"Sophie's mom is a comic and writes television scenes and sketches at the Fisk Building."
Greenwich Village, 1957
There’s something I'd like to write but my friends say no one would believe it. It’s based on an incident that really happened when I was at Your Show of Shows.
We were supposed to do a romantic comedy skit featuring Imogene Coca and all of a sudden everybody’s looking at me. “Well?” says our producer Max Liebman. “Well what?” says I.
“Well,” he says again, clearing his throat. “Look,” I say, “If you want me to come up with something romantic, I will.” Big sigh of relief all around the room.
“But I’ll do it because I’m a writer,” I say, “not because I’m a broad.”
“Sure, sure,” says Max. And then I smile.
“I don’t believe in romance,” I say, and you’d think I would have suddenly grown three eyes and sprouted fifty new legs. You could have heard a pin drop, and half the room’s mouths dropped open like baby birds.
“Don’t look at me like that.”
“How should we look at you?” asked Max.
“How should I know?”
The thing is, I’ve had a lot of romancing and I can tell you how it ends. Never pretty, and usually in tears. If a young woman ever asks me about what to look for in a guy, I say, someone who’ll be nice to you. And you want him to make you laugh.
Which is why I’m going out with someone who does that. (Not anyone from any of the shows I’ve worked for, because that’s its own recipe for disaster.) But someone who appreciates a good joke and knows how to tell it. Who enjoys life in general.
Because that’s what’s going to get you through all the tough times, more than flowers, more than candles, more than sweet nothings whispered in your ear (which turn out to mean absolutely nothing too).

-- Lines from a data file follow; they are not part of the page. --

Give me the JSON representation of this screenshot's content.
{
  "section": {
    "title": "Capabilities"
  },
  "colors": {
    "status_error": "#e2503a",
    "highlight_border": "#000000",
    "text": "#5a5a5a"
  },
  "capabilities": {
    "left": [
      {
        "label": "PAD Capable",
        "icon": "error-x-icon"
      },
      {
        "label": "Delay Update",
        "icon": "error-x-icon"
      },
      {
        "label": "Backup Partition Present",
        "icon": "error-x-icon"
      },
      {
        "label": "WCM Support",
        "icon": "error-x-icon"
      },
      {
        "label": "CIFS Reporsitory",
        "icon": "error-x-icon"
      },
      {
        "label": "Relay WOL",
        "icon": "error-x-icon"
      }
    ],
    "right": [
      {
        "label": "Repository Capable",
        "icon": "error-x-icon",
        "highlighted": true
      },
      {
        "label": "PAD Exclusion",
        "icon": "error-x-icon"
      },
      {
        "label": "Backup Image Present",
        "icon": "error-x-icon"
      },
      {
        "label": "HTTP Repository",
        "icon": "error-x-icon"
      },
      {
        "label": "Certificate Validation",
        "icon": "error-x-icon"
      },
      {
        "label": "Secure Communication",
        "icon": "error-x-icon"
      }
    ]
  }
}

Of course, I did come up with something romantic for Imogene, and everything went wrong in the skit, like it’s supposed to in comedyland. But I thank my lucky stars every day I don’t believe in romance. And my guy makes me happier than I’ve ever been.